Other Classic Holes*
- Identifiable characteristics include a depression or “sunken green” as per AW Tillinghast’s description. These natural sites are quite common on links land and the free draining soil allows for their use as green sites. Some are below ground level on all four sides!
Eden High In – 11th at St Andrews Old Course
- An Old Tom Morris original, this short par 3 features an elevated green susceptible to the wind. The identifiable characteristics include severe bunkers fronting the green and hazards behind replicating the original Hill and Strath bunkers and shoreline of the Eden estuary. Any shot that carry the green are caught by the shoreline or backing hazard.
Dell – 6th at Lahinch Golf Club
- Identifiable characteristics include a blind tee short to a completely hidden green site. Popular in the UK and Ireland, most Dell templates have been watered down due to the potential for litigation or a growing aversion to blind shots.
Cardinal – 3rd at Prestwick Golf Club
- The hole itself, probably an Old Tom creation, is dubbed Cardinal. (Possible alterations by James Braid in 1918 and 1930) However, the bunker of the same name is what has gained notoriety. Identifiable characteristics include a double dogleg and severe hazards. The original has out of bounds down the right side and severe bunkers midway through the hole.
Maiden – 6th at Royal St George’s Golf Club (No Longer Exists)
- Similar to a Dell. The original from 1887 was completely blind over the largest dune in Championship golf. The original tee was located on the left side of the current 5th fairway. By 1910, the tee placement was moved so the shot needed to carry a smaller dune. In the 1930’s the tee was again moved, removing all blindness, to its current position. Jason Livy wrote an excellent article along with excellent photography which can be found by clicking here.
Postage Stamp – 8th at Royal Troon
- Known by its relation in size to it’s namesake. The identifiable characteristic is a very small green… no larger than a postage stamp! While the green size is easily replicated, what makes the original so unique is the constant shifting of the wind which seems to exist around the hole. Its
Littlestone – 16th at Littlestone Golf Club
- The identifiable characteristic for CB Macdonald was a dogleg left. Playing along the dogleg it would be a three shot hole. Played directly to an alternate fairway would allow a player to cut the corner and get home in two shots.
*These classic golf holes were identified in the book Classic Golf Hole Design by Robert Muir Graves and Geoffrey Cornish.
A heightened awareness of template holes and their characteristics can only be a good thing for golf and golf course architecture.
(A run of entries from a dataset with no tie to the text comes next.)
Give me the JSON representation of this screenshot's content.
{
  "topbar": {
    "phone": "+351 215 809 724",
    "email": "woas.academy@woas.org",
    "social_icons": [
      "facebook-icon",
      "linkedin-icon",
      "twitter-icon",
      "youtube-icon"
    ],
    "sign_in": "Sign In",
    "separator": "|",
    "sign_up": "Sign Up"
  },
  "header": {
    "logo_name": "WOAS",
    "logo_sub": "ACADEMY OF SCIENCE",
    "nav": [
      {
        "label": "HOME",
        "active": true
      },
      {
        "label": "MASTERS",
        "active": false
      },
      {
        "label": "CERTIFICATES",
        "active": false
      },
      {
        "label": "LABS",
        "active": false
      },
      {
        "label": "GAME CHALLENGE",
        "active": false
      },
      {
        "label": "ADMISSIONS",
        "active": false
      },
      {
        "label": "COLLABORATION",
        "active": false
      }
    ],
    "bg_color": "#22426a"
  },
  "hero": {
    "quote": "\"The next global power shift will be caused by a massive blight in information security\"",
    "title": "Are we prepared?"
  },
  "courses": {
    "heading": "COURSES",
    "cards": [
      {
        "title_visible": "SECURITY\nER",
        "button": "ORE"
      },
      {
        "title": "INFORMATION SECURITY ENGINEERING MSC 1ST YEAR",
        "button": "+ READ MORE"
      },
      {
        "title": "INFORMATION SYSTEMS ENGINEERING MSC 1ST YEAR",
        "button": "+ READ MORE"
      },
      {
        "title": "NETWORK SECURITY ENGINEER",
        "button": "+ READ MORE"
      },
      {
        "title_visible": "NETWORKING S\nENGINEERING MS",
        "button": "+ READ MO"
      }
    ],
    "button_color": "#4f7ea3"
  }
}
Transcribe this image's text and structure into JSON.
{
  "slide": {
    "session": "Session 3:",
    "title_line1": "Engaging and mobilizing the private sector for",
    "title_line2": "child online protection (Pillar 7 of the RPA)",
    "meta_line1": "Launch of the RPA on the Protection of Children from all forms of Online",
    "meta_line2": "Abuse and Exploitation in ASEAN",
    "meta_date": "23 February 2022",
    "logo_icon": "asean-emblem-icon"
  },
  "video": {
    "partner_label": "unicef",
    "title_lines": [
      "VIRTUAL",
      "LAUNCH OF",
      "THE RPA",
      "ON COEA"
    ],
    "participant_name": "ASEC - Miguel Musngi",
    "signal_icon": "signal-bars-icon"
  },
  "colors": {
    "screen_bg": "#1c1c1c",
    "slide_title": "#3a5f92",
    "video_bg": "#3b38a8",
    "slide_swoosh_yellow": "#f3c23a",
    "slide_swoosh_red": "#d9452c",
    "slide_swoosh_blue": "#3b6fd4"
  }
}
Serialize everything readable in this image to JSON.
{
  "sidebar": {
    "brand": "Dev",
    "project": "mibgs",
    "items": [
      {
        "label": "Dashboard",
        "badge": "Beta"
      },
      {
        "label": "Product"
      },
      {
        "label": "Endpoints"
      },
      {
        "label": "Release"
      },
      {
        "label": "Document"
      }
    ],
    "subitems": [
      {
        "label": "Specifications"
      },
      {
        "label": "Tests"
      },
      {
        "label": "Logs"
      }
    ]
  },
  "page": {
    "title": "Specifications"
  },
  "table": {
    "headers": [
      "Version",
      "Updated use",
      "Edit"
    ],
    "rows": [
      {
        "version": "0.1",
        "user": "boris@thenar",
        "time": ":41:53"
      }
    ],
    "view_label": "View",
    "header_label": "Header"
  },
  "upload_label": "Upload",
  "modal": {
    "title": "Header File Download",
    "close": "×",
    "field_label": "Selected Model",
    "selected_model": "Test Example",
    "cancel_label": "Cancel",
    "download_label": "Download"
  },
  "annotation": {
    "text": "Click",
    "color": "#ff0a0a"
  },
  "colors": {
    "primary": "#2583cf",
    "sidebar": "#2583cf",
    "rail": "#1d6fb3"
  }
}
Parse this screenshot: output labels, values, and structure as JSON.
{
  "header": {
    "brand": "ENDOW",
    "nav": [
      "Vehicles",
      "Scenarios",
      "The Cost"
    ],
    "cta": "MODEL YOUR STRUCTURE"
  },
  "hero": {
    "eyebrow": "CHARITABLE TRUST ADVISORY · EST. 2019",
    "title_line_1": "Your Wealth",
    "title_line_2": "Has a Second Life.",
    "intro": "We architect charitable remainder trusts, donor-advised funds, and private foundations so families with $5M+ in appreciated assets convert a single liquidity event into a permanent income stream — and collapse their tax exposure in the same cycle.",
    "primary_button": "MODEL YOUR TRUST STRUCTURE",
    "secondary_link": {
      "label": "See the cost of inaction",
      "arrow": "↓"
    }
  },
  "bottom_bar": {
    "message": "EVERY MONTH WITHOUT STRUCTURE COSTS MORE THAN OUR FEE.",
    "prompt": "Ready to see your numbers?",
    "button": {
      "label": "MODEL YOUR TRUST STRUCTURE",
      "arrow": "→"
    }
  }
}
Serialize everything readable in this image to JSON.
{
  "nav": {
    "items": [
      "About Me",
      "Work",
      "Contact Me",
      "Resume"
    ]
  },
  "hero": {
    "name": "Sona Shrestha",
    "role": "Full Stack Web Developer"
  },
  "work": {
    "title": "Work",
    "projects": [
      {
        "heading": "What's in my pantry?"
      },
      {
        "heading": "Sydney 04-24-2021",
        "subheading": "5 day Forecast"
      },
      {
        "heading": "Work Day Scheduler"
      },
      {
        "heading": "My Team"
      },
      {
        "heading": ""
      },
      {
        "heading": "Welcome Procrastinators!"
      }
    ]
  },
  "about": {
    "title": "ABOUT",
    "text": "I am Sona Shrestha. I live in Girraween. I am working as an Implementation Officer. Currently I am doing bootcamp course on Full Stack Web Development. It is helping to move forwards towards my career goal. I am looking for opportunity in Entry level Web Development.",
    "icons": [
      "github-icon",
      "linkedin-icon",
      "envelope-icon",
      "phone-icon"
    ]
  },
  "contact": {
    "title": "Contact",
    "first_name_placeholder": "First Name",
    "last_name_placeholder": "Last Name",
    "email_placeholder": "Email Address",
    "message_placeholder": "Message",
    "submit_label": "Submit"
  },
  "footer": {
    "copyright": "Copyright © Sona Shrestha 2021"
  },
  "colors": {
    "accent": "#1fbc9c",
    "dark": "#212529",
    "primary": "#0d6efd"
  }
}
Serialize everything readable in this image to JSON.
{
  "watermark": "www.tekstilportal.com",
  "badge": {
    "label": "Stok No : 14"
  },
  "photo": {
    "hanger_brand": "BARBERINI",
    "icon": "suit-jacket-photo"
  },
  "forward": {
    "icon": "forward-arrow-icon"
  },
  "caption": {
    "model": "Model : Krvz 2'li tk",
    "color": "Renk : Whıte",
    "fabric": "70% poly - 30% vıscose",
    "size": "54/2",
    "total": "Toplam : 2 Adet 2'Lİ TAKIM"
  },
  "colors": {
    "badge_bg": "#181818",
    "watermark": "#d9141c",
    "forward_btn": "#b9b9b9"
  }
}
Perhaps as the rising tide of awareness swells, the originals will again become as revered as the holes they inspired.
Click here to read The Fried Egg’s article featuring the Alps, Leven, Redan, Biarritz, Punchbowl, Road, Cape Eden and Short Template Holes.
Useful links to the courses in this guide.